- **RECORDS FOR PROCESSING**:
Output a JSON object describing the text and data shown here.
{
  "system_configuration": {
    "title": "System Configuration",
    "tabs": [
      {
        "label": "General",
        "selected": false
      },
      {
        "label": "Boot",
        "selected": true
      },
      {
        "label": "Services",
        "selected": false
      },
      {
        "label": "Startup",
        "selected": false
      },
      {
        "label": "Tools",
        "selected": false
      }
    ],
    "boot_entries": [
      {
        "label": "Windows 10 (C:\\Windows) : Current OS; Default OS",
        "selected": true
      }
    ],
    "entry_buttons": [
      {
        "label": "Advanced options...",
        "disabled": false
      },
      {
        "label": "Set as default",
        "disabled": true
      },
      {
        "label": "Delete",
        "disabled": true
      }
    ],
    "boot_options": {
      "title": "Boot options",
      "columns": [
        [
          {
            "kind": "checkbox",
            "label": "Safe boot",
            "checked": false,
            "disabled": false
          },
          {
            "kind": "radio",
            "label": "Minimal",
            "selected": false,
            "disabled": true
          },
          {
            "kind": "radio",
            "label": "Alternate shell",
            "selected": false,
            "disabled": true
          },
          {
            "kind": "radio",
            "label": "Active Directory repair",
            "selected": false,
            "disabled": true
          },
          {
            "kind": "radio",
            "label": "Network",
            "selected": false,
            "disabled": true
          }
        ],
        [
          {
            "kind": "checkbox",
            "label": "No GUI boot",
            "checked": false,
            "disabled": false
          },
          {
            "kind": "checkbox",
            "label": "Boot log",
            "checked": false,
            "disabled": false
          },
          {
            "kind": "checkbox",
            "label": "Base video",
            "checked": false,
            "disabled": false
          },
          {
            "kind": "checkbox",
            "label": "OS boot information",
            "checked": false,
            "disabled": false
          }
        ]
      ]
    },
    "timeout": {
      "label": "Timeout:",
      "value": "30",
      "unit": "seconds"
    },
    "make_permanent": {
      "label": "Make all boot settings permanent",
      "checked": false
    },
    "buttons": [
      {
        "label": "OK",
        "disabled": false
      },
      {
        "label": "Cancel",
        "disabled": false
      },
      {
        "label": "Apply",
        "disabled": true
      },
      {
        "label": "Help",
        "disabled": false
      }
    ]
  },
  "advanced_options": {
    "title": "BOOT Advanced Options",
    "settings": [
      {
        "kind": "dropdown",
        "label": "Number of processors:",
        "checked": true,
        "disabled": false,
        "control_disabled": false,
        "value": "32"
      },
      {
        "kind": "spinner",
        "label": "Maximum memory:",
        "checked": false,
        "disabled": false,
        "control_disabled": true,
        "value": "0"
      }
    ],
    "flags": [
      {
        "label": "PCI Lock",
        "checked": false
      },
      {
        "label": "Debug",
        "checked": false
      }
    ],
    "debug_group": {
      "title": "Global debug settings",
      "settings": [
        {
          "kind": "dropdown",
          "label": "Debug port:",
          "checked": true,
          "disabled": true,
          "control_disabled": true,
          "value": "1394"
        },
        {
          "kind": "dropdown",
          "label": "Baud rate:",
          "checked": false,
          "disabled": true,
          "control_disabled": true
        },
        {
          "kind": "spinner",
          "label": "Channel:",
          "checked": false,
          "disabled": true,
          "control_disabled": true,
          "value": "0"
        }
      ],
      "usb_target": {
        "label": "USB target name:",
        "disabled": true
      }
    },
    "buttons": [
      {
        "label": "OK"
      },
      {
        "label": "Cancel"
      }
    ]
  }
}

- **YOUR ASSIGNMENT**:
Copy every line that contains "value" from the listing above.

- **ANSWER AREA**:
      "value": "30",
        "value": "32"
        "value": "0"
          "value": "1394"
          "value": "0"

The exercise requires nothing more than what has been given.